After training on LibriSpeech, up to ten audio samples of any speaker are taken from another dataset. VCTK contains clips from 109 native English speakers with different accents. Basically, after being trained on voices from the LibriSpeech dataset, it has to copy new vocals from speakers in the VCTK dataset.
Sercan Arik, co-author of the paper and a research scientist at Baidu Research, explained to The Register that the speaker encoding method is much easier to implement in real life for speakers such as digital assistants compared to the speaker adaptation technique.
“A speaker adaptation approach requires users to read a specific utterance from a given text, whereas speaker encoding works with random utterances. This means speaker adaptation may not be as easily deployed on user devices, as it has more challenges to scale up to many users. Instead, speaker encoding is much easier for deployment purposes - it can even be deployed on a smartphone - as it is fast and has low memory requirements.”
The idea that AI can be manipulated to spread false information is a real concern to many in the industry. The recent 100-page report on the ways machine learning can be used maliciously, written by a panel of experts has fueled the debate on the future of fake news.
The latest research from Baidu shows while it’s possible to generate fake speech, the current performance is not good enough to fool humans yet.
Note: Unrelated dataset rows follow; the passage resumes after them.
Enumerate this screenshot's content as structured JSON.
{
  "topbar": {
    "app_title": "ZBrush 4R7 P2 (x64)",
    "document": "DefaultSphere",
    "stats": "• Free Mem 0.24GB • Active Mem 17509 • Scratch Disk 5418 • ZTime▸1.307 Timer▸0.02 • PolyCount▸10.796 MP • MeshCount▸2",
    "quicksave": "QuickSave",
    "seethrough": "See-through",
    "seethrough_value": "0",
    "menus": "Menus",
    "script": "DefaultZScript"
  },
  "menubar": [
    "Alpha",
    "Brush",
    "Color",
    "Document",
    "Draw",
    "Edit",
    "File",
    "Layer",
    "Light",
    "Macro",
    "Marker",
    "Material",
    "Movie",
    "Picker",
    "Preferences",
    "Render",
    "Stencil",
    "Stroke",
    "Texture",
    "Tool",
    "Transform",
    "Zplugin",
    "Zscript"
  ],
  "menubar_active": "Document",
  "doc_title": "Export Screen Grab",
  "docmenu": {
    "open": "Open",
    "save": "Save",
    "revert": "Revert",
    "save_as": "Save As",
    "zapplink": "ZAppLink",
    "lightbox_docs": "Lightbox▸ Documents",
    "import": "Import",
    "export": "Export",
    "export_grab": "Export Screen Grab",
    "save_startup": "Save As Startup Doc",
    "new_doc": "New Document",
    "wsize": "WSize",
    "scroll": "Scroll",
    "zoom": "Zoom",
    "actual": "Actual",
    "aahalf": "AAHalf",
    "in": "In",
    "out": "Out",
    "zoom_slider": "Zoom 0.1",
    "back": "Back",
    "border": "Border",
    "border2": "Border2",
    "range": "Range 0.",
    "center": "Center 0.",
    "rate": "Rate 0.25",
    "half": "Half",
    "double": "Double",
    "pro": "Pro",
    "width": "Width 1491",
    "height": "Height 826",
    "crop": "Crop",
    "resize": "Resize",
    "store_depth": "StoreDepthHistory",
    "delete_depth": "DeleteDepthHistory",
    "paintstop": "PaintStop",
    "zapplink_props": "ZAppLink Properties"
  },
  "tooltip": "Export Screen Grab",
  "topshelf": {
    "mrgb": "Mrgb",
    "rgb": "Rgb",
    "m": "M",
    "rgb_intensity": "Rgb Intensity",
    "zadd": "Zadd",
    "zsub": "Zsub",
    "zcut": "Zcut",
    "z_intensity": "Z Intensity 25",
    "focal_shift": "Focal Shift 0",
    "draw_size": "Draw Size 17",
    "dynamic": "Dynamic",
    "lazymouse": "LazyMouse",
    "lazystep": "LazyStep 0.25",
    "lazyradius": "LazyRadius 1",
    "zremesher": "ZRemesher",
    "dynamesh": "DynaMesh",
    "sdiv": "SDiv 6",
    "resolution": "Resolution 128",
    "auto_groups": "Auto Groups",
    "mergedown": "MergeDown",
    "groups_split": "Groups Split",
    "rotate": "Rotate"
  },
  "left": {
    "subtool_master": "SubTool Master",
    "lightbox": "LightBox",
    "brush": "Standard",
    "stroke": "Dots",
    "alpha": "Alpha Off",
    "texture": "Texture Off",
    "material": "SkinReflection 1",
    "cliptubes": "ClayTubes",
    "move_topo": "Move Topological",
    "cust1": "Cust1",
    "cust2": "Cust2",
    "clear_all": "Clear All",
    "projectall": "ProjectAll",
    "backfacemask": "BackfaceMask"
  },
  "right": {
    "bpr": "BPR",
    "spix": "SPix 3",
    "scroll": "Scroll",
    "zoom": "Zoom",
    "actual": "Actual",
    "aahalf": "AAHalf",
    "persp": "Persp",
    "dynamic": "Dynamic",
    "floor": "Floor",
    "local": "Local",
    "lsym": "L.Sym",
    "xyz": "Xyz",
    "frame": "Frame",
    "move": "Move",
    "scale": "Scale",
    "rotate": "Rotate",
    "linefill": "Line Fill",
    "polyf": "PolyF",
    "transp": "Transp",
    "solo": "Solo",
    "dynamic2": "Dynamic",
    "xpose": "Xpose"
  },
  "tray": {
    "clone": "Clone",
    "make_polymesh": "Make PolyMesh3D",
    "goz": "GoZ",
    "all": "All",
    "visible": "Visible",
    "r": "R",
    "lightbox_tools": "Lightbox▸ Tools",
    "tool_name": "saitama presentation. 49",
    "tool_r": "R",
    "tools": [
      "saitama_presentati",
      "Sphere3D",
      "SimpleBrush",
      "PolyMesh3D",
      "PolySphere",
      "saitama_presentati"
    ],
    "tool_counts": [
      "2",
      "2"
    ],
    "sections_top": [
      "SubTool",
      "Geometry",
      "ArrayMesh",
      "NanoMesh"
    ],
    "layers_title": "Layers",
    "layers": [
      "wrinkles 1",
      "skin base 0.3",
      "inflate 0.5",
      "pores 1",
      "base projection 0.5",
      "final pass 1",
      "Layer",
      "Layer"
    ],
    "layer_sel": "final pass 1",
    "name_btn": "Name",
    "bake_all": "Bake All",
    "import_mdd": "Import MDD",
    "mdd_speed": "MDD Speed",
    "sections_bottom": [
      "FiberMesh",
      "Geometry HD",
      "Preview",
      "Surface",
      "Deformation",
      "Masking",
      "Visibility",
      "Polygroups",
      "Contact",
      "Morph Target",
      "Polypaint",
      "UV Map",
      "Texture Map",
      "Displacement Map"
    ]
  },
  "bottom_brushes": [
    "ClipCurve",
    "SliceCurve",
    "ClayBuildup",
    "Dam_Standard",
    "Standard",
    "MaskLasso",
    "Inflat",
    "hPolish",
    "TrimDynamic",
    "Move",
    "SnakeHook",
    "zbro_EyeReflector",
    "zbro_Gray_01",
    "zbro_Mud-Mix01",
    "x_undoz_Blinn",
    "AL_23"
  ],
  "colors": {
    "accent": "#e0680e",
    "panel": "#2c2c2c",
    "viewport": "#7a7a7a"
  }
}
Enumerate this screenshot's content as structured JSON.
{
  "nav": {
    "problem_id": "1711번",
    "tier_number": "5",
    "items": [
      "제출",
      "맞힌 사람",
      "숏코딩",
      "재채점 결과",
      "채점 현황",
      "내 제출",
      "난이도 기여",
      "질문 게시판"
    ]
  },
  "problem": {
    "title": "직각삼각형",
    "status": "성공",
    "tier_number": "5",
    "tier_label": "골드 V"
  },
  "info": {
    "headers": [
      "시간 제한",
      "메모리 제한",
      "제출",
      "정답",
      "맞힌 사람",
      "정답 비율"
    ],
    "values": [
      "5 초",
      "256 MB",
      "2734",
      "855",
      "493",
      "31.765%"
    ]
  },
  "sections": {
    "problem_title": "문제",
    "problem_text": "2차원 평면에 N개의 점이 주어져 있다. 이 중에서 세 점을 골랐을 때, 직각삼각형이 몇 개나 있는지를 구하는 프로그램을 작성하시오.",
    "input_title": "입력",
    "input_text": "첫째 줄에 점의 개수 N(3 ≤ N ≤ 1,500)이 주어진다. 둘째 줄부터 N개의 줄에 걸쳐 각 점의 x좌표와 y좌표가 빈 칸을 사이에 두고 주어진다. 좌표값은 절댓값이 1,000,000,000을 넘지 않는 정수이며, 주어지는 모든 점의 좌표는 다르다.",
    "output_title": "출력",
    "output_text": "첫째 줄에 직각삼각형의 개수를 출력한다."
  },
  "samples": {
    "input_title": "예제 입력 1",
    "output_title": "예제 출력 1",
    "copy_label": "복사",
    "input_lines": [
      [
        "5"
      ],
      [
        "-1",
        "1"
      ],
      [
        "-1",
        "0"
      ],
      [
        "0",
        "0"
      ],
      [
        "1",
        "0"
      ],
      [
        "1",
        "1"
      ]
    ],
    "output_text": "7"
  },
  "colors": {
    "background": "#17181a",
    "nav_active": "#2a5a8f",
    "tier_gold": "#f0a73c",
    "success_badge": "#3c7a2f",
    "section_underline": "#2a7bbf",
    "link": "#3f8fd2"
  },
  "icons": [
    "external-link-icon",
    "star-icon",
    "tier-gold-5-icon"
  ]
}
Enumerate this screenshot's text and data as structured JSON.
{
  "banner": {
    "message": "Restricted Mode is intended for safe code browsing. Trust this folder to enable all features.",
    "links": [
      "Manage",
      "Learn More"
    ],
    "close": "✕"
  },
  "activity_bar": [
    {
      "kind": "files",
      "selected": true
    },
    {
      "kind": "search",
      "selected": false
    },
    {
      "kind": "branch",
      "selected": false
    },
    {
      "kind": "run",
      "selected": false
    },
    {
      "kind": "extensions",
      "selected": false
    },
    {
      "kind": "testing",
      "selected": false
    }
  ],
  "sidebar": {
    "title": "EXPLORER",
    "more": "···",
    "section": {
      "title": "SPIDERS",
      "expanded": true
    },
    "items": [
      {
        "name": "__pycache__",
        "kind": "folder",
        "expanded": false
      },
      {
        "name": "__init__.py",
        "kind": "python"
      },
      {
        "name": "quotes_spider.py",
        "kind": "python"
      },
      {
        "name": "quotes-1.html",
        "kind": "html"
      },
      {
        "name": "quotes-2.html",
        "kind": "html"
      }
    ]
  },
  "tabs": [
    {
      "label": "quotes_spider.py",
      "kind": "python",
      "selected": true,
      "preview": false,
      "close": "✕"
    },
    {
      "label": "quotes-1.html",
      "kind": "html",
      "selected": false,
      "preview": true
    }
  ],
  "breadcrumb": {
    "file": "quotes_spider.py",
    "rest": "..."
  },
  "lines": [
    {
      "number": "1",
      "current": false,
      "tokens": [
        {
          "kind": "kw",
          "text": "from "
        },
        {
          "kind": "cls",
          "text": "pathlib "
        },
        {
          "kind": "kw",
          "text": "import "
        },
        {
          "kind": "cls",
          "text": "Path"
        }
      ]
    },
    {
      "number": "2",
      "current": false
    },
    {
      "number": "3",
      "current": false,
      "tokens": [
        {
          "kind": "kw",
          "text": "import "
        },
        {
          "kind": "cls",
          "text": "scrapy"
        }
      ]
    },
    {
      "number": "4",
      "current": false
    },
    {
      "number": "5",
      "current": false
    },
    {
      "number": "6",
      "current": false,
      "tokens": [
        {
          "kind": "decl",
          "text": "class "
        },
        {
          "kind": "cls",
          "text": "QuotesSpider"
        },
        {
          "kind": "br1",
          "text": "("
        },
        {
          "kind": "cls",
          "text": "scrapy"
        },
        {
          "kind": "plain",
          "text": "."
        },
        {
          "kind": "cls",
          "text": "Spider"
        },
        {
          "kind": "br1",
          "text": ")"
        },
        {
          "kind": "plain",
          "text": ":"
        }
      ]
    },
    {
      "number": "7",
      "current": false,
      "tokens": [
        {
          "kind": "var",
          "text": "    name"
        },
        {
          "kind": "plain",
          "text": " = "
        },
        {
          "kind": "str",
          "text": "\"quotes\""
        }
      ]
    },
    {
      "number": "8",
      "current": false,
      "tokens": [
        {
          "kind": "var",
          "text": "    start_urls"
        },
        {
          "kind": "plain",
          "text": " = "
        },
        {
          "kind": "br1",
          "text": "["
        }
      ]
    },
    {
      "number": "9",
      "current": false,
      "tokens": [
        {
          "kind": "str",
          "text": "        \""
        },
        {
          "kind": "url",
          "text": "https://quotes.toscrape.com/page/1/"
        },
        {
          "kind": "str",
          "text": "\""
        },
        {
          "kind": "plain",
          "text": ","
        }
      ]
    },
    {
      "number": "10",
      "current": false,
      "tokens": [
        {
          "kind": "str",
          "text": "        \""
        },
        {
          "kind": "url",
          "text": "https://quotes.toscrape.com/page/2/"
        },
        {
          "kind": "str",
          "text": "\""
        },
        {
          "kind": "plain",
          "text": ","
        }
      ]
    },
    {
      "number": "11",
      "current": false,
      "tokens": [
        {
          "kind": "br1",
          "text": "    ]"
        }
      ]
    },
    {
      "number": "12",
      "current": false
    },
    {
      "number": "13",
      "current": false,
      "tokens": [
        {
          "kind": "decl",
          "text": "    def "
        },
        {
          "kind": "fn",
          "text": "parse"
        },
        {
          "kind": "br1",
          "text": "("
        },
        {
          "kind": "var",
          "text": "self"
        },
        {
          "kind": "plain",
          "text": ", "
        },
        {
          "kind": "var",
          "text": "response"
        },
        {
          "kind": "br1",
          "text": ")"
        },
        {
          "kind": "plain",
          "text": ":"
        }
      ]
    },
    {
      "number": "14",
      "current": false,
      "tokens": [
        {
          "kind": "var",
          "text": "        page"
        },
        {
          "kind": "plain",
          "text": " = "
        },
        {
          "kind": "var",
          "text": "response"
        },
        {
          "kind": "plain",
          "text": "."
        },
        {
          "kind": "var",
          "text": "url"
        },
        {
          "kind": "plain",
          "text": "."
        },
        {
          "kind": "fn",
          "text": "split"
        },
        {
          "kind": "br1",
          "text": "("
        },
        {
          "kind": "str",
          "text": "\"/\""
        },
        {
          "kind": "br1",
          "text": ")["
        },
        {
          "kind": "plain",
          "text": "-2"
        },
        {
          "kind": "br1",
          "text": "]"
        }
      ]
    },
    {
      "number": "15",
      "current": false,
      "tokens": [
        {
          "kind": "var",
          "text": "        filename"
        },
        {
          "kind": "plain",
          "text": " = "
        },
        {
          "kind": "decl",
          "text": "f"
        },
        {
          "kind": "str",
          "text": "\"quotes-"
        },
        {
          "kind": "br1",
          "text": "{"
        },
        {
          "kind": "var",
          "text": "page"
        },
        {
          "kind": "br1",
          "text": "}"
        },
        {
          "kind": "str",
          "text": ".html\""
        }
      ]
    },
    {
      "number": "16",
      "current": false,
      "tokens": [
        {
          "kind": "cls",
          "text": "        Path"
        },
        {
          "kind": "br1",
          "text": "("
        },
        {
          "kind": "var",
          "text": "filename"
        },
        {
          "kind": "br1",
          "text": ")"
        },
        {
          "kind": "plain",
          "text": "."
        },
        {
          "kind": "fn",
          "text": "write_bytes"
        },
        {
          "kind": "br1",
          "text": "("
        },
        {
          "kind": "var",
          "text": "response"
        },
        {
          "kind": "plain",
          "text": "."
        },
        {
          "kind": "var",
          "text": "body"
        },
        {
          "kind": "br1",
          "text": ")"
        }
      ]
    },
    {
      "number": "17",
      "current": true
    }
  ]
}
Arik said a more varied dataset that is of higher quality is one way to improve the end results. He stressed that there was “still some room for improvement in the voice cloning deep learning model itself”, and that the paper “does not claim production-quality results that are indistinguishable from human voices yet”.
But it’s not all bad news. The voice cloning technology can also be used for good-natured purposes too.
“For example, a mom can easily configure an audiobook reader with her own voice to read bedtime stories for her kids when she is not available. However, as this technology improves and becomes widespread, we do see the need to implement precautions and measures to ensure this technology is not taken advantage of and used as intended,” he warned. ®